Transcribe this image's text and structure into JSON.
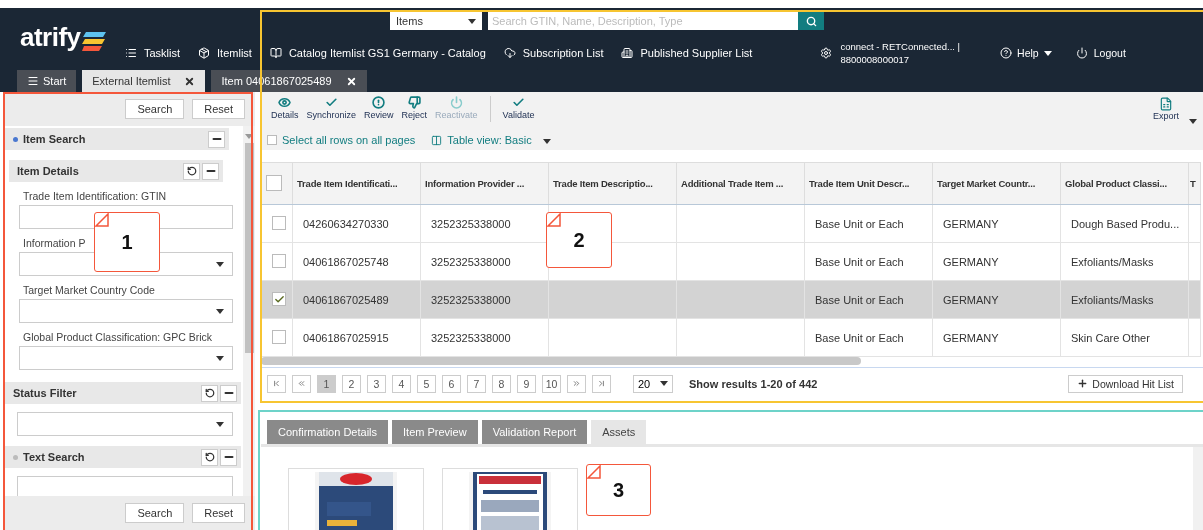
{
  "header": {
    "logo": "atrify",
    "search": {
      "scope": "Items",
      "placeholder": "Search GTIN, Name, Description, Type"
    },
    "nav": [
      {
        "label": "Tasklist"
      },
      {
        "label": "Itemlist"
      },
      {
        "label": "Catalog Itemlist GS1 Germany - Catalog"
      },
      {
        "label": "Subscription List"
      },
      {
        "label": "Published Supplier List"
      }
    ],
    "account": {
      "line_1": "connect - RETConnected... |",
      "line_2": "8800008000017"
    },
    "help": "Help",
    "logout": "Logout"
  },
  "tabs": [
    {
      "label": "Start",
      "kind": "menu",
      "selected": false
    },
    {
      "label": "External Itemlist",
      "kind": "closable",
      "selected": true
    },
    {
      "label": "Item 04061867025489",
      "kind": "closable",
      "selected": false
    }
  ],
  "search_panel": {
    "buttons": [
      "Search",
      "Reset"
    ],
    "item_search": {
      "title": "Item Search",
      "active": true,
      "details": {
        "title": "Item Details",
        "fields": [
          {
            "label": "Trade Item Identification: GTIN",
            "kind": "text"
          },
          {
            "label": "Information P",
            "kind": "select"
          },
          {
            "label": "Target Market Country Code",
            "kind": "select"
          },
          {
            "label": "Global Product Classification: GPC Brick",
            "kind": "select"
          }
        ]
      }
    },
    "status_filter": {
      "title": "Status Filter"
    },
    "text_search": {
      "title": "Text Search",
      "active": false
    },
    "bottom_buttons": [
      "Search",
      "Reset"
    ]
  },
  "toolbar": {
    "actions": [
      {
        "label": "Details",
        "disabled": false
      },
      {
        "label": "Synchronize",
        "disabled": false
      },
      {
        "label": "Review",
        "disabled": false
      },
      {
        "label": "Reject",
        "disabled": false
      },
      {
        "label": "Reactivate",
        "disabled": true
      },
      {
        "label": "Validate",
        "disabled": false
      }
    ],
    "export": "Export",
    "select_all": {
      "label": "Select all rows on all pages",
      "checked": false
    },
    "table_view": "Table view: Basic"
  },
  "table": {
    "all_checked": false,
    "columns": [
      "Trade Item Identificati...",
      "Information Provider ...",
      "Trade Item Descriptio...",
      "Additional Trade Item ...",
      "Trade Item Unit Descr...",
      "Target Market Countr...",
      "Global Product Classi...",
      "T"
    ],
    "rows": [
      {
        "selected": false,
        "cells": [
          "04260634270330",
          "3252325338000",
          "",
          "",
          "Base Unit or Each",
          "GERMANY",
          "Dough Based Produ..."
        ]
      },
      {
        "selected": false,
        "cells": [
          "04061867025748",
          "3252325338000",
          "",
          "",
          "Base Unit or Each",
          "GERMANY",
          "Exfoliants/Masks"
        ]
      },
      {
        "selected": true,
        "cells": [
          "04061867025489",
          "3252325338000",
          "",
          "",
          "Base Unit or Each",
          "GERMANY",
          "Exfoliants/Masks"
        ]
      },
      {
        "selected": false,
        "cells": [
          "04061867025915",
          "3252325338000",
          "",
          "",
          "Base Unit or Each",
          "GERMANY",
          "Skin Care Other"
        ]
      }
    ]
  },
  "pagination": {
    "pages": [
      {
        "label": "1",
        "selected": true
      },
      {
        "label": "2",
        "selected": false
      },
      {
        "label": "3",
        "selected": false
      },
      {
        "label": "4",
        "selected": false
      },
      {
        "label": "5",
        "selected": false
      },
      {
        "label": "6",
        "selected": false
      },
      {
        "label": "7",
        "selected": false
      },
      {
        "label": "8",
        "selected": false
      },
      {
        "label": "9",
        "selected": false
      },
      {
        "label": "10",
        "selected": false
      }
    ],
    "page_size": "20",
    "summary": "Show results 1-20 of 442",
    "download": "Download Hit List"
  },
  "detail_tabs": [
    {
      "label": "Confirmation Details",
      "selected": false
    },
    {
      "label": "Item Preview",
      "selected": false
    },
    {
      "label": "Validation Report",
      "selected": false
    },
    {
      "label": "Assets",
      "selected": true
    }
  ],
  "annotations": [
    {
      "label": "1",
      "color": "#f4573b"
    },
    {
      "label": "2",
      "color": "#f7c531"
    },
    {
      "label": "3",
      "color": "#6dd3c9"
    }
  ]
}
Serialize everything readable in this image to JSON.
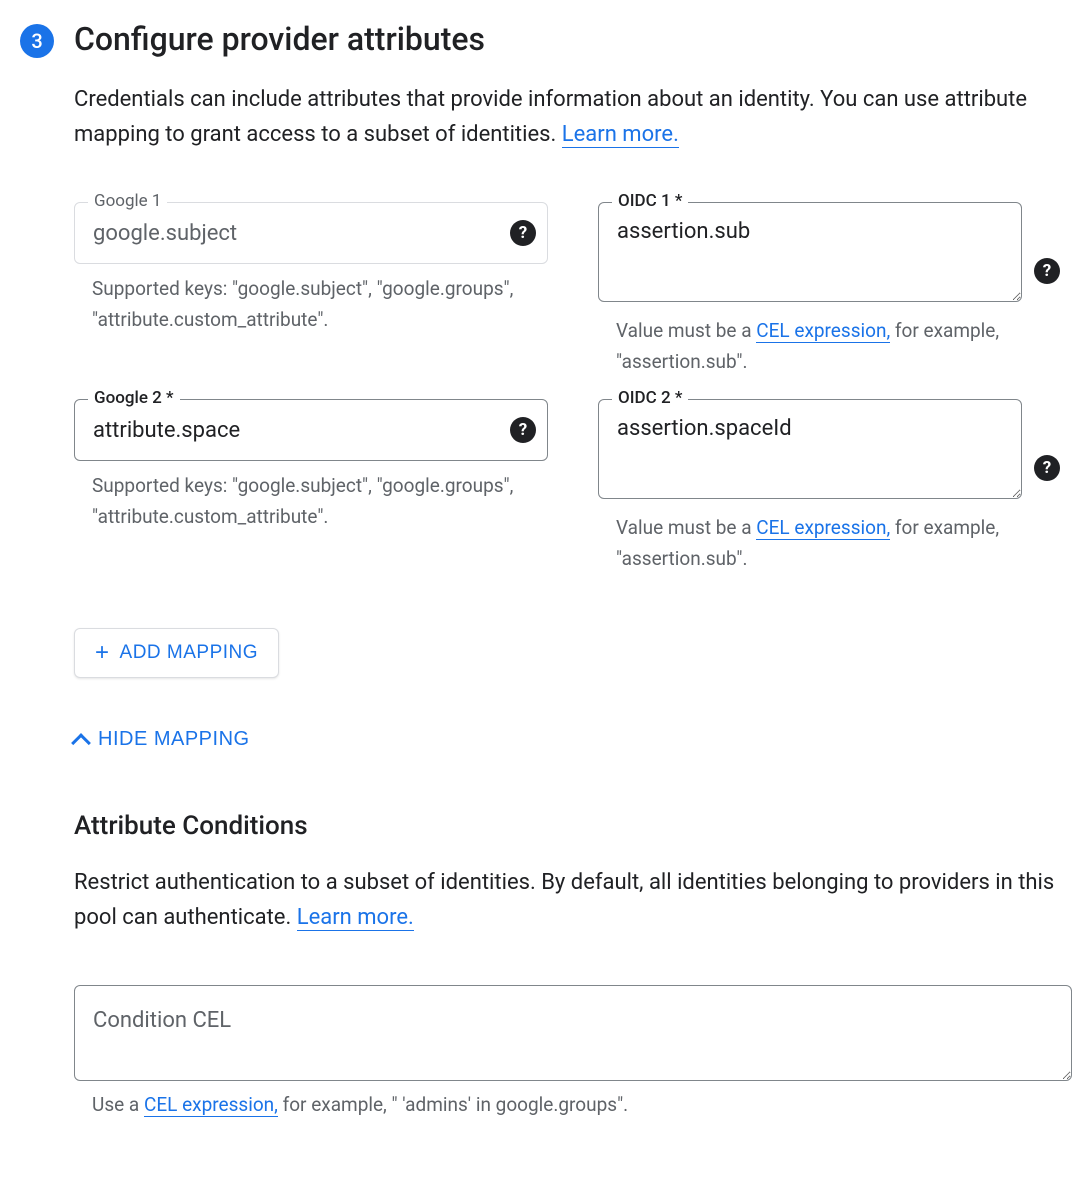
{
  "step": {
    "number": "3",
    "title": "Configure provider attributes",
    "description_pre": "Credentials can include attributes that provide information about an identity. You can use attribute mapping to grant access to a subset of identities. ",
    "learn_more": "Learn more."
  },
  "mappings": [
    {
      "google": {
        "label": "Google 1",
        "value": "google.subject",
        "disabled": true,
        "helper": "Supported keys: \"google.subject\", \"google.groups\", \"attribute.custom_attribute\"."
      },
      "oidc": {
        "label": "OIDC 1 *",
        "value": "assertion.sub",
        "helper_pre": "Value must be a ",
        "helper_link": "CEL expression,",
        "helper_post": " for example, \"assertion.sub\"."
      }
    },
    {
      "google": {
        "label": "Google 2 *",
        "value": "attribute.space",
        "disabled": false,
        "helper": "Supported keys: \"google.subject\", \"google.groups\", \"attribute.custom_attribute\"."
      },
      "oidc": {
        "label": "OIDC 2 *",
        "value": "assertion.spaceId",
        "helper_pre": "Value must be a ",
        "helper_link": "CEL expression,",
        "helper_post": " for example, \"assertion.sub\"."
      }
    }
  ],
  "buttons": {
    "add_mapping": "ADD MAPPING",
    "hide_mapping": "HIDE MAPPING"
  },
  "conditions": {
    "title": "Attribute Conditions",
    "description_pre": "Restrict authentication to a subset of identities. By default, all identities belonging to providers in this pool can authenticate. ",
    "learn_more": "Learn more.",
    "placeholder": "Condition CEL",
    "value": "",
    "helper_pre": "Use a ",
    "helper_link": "CEL expression,",
    "helper_post": " for example, \" 'admins' in google.groups\"."
  }
}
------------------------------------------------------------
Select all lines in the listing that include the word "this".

Transcribe this image's text and structure into JSON.
Serialize everything readable in this image to JSON.
    "description_pre": "Restrict authentication to a subset of identities. By default, all identities belonging to providers in this pool can authenticate. ",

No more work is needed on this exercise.